Carried over from the previous release is a full suite of very nice weapons with pylons are included for those looking to model an attack aircraft.
The canopy is a true masterpiece in and of itself. It’s molded crystal clear and is extremely thin, so builders need to exercise extreme care when handling and preparing the parts.
The photo-etch, to me is OK, with the intake screens being extremely nice indeed. I’m not a fan of PE seatbelts, so aftermarket belts are incorporated on my builds. Not that that there’s any issue with PE belts, some builders love them, but I’m personally not a fan.
Decals and Instructions
The instruction booklet continues in the same vein as the previous release, with heavier stock paper than used on previous models, with clear line drawings showing what goes where. Gorgeous, full color three views of the various marking options are shown.
Decals are provided on two sheets, and are beautiful and in perfect register. If these decals repeat the quality of the previous T-28B release, and they look like they will, they will be extremely thin and respond very well to Micro Set and Sol as needed to get them to snuggle down nicely.
Five colorful marking options are included, at least two of which appear to be modern warbird schemes, one of which has VF-84 markings, so you Jolly Rogers fans aren’t left out. There’s also a very interesting blue/yellow/red target tug scheme that’s way too cool for school. For my money, I love yellow.
Kitty Hawk appears to be listening to suggestions made by modelers who actually build their products. Open panels have been pretty much eliminated, which, to me, makes for a much more enjoyable build, and to my eye, a more realistic looking completed model. My personal preferences are for a buttoned up, ready for flight look, and this model doesn’t disappoint.
Also, and this is very important, like the previously released T-28B, the attachment of small parts to the sprues seems to have been very well thought out and planned. This is an extremely welcome improvement to their products that will greatly increase the builder’s enjoyment of the project. Kitty Hawk has gotten some bad press in the past for some issues, but if these T-28s are any indication, Kitty Hawk Models will now be giving the big manufacturers some very serious competition.
This kit just screams “Build Me!”, and with the multitude of colorful schemes, plus for those who wish, there are many available aftermarket resin and photo etch bits and pieces to enhance the model to a level of detail unattainable through plastic alone. Also, there are aftermarket decal packages available that will allow a builder to recreate T-28s as deployed to fight in the Vietnam War.
This kit should be a huge hit for Kitty Hawk Model, and assuming you have a few kits under your belt, it builds easily. Best of all, with the help of the aftermarket, the build options here are almost unlimited.
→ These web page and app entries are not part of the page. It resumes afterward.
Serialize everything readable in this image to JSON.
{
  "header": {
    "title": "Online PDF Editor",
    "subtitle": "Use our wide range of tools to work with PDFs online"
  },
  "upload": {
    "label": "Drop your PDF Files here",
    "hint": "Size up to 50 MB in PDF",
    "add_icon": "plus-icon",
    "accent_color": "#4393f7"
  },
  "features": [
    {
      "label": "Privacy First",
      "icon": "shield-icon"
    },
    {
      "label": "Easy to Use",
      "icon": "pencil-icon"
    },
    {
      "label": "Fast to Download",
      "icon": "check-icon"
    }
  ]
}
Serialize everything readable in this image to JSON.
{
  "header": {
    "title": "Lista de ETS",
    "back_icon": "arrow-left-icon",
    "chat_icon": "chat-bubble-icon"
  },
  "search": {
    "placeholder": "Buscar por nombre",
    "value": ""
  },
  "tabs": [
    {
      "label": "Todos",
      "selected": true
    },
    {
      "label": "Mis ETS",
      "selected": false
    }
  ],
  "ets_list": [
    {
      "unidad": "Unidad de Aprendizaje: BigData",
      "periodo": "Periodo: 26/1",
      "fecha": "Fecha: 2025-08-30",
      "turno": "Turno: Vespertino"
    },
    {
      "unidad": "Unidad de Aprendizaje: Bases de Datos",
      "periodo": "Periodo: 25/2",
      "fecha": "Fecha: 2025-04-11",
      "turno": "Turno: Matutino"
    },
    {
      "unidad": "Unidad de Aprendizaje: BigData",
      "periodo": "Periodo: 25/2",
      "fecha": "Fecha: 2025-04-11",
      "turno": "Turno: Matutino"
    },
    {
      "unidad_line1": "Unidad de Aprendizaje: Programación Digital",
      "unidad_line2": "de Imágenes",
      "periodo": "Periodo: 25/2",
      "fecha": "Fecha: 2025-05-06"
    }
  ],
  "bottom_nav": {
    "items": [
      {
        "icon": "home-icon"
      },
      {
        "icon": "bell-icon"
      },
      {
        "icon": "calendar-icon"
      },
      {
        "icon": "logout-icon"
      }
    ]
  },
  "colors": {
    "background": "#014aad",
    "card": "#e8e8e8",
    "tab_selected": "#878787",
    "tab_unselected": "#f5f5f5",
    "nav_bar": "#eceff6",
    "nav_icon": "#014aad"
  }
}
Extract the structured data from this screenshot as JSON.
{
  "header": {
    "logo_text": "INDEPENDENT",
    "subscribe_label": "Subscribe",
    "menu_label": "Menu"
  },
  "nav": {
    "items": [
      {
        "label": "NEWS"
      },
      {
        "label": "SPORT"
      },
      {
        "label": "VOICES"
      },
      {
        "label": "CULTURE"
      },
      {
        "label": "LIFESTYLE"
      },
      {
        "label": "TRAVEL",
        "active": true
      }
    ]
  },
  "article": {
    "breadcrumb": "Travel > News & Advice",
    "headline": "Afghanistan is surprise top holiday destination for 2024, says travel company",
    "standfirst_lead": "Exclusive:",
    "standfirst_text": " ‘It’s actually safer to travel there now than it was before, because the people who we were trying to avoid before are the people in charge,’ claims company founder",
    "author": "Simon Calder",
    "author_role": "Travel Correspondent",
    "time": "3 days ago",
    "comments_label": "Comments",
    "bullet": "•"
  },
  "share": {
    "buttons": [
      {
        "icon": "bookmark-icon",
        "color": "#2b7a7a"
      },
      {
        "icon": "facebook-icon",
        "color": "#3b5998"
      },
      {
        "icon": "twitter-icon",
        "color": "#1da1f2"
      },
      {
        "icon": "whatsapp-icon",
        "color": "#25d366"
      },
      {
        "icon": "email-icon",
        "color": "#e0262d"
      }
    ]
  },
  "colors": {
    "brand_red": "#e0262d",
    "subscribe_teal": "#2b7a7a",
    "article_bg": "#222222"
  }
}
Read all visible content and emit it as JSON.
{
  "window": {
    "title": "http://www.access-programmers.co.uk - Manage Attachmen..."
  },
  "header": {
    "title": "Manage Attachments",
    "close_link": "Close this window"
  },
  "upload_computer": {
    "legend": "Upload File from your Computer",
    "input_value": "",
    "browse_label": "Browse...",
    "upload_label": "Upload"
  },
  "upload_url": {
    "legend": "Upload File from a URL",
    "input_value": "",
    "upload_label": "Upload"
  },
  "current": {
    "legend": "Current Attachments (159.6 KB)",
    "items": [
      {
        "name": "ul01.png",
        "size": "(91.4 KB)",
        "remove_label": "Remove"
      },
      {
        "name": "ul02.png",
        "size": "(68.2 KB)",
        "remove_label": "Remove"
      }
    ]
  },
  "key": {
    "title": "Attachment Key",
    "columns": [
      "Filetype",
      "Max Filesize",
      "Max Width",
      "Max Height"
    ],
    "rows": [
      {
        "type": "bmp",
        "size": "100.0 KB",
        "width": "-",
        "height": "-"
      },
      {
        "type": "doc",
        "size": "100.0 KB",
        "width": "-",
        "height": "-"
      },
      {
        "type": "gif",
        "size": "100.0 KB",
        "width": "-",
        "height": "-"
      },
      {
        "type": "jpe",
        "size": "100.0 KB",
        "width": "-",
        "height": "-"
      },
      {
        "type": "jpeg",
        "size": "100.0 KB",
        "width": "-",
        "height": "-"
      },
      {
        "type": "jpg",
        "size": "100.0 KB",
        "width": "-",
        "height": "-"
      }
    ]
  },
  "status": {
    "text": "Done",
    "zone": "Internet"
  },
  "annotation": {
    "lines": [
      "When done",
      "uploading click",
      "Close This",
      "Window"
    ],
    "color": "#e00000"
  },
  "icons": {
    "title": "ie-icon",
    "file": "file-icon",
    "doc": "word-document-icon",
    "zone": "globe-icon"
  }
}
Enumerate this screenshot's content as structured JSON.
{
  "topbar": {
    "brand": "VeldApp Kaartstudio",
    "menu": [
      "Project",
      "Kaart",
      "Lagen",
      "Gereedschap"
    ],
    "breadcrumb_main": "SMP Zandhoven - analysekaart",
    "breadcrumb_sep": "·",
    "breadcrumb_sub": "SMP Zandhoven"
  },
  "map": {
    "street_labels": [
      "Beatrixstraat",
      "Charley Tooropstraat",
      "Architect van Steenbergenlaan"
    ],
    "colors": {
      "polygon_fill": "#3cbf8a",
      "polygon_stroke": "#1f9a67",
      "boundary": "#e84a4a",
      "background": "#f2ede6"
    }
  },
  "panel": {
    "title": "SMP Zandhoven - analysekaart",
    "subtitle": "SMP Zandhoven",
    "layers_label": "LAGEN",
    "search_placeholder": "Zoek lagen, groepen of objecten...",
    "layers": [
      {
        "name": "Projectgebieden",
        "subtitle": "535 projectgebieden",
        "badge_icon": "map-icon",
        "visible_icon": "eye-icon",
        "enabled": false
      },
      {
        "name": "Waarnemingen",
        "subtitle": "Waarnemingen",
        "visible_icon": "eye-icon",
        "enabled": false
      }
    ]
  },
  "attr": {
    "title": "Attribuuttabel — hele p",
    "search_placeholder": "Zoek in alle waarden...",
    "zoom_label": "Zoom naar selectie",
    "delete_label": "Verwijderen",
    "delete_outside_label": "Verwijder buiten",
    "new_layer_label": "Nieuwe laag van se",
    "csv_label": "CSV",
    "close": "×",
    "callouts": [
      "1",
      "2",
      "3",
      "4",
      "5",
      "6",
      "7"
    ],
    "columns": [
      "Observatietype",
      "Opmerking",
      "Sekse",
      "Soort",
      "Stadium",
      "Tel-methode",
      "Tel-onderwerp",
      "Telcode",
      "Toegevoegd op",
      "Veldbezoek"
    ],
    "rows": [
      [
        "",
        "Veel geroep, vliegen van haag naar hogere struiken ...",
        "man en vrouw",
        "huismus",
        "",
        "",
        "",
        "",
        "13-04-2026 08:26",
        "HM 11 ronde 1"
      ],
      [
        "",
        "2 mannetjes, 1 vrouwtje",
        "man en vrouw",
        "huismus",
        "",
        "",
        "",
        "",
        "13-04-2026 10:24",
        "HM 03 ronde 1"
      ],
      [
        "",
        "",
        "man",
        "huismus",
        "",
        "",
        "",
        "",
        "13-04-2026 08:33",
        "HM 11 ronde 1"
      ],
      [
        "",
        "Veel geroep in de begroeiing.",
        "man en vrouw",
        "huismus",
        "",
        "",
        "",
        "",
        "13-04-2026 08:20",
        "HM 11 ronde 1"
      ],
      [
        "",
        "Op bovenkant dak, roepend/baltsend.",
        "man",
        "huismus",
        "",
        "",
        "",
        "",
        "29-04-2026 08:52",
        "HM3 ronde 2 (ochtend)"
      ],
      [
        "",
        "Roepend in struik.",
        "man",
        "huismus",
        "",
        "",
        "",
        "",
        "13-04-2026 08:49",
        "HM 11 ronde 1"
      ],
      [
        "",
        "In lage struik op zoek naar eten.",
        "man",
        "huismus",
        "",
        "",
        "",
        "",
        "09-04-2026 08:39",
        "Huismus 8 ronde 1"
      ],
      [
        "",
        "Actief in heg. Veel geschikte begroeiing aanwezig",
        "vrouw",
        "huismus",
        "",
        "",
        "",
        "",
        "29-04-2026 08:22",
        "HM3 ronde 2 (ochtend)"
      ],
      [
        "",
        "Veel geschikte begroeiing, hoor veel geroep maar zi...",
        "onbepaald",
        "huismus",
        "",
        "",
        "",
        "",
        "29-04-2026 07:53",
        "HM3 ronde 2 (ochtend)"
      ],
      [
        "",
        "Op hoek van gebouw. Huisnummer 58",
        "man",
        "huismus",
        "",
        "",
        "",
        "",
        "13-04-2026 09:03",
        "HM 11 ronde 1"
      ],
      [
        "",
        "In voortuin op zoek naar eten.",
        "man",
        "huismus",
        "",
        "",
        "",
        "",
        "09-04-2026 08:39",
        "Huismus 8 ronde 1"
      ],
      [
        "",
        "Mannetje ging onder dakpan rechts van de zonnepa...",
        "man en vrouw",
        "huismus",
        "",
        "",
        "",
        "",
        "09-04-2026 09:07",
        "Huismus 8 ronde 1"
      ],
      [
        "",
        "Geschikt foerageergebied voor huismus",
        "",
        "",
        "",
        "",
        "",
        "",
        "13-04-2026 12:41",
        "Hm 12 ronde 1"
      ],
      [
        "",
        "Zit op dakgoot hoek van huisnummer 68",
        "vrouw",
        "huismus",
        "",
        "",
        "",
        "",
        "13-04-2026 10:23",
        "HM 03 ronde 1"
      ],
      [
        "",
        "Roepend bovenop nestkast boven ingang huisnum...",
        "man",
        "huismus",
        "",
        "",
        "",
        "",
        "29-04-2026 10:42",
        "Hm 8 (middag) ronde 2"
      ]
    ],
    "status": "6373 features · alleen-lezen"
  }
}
VERY Highly Recommended!
Thank you to Kitty Hawk Model for the review sample.
© Ernie Ling 2017
This review was published on Wednesday, August 16 2017; Last modified on Wednesday, August 16 2017